• _PROBLEM REQUIREMENTS_:
Report every line below that holds the word "close".

• _DATA_:
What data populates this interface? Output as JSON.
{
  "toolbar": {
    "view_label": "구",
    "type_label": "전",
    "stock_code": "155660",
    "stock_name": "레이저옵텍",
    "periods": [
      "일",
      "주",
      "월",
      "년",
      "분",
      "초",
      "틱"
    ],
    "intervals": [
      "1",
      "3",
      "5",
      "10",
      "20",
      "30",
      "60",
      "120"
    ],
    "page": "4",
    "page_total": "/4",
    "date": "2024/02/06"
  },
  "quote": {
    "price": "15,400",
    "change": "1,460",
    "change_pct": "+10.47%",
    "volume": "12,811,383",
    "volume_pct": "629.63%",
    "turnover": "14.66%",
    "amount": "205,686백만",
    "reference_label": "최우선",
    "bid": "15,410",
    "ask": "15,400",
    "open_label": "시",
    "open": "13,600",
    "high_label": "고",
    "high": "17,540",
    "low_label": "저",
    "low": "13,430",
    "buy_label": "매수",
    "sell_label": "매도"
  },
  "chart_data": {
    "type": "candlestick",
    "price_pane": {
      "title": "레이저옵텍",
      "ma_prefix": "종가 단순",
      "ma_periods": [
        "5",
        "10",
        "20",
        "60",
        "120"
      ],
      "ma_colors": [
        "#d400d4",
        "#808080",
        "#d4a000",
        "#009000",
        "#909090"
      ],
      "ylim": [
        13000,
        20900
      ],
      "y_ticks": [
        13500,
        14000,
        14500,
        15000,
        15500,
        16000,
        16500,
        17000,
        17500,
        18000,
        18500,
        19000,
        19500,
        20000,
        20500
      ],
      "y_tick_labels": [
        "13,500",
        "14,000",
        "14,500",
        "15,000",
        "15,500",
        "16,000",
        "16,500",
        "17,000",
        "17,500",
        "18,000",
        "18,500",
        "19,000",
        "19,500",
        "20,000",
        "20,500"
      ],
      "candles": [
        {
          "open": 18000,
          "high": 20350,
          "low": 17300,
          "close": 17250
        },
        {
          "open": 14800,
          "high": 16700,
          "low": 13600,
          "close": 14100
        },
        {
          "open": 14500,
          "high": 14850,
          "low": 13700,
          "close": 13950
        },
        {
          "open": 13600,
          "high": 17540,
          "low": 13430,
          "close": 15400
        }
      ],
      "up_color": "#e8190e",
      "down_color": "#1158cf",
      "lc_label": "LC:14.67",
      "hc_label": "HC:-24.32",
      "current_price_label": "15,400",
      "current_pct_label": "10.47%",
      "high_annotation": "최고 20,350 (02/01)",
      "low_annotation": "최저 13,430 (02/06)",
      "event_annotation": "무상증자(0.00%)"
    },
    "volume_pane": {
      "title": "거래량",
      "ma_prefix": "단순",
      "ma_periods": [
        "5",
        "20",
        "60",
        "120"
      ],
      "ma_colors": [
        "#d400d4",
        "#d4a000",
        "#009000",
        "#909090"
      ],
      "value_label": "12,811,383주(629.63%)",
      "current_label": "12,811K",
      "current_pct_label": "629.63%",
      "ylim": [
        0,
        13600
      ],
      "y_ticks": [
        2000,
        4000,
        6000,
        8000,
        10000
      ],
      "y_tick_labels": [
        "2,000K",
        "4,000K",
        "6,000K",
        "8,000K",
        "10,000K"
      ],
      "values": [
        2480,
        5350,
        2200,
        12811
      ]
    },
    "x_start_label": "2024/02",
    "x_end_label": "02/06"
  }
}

• _WRITTEN SOLUTION_:
          "close": 17250
          "close": 14100
          "close": 13950
          "close": 15400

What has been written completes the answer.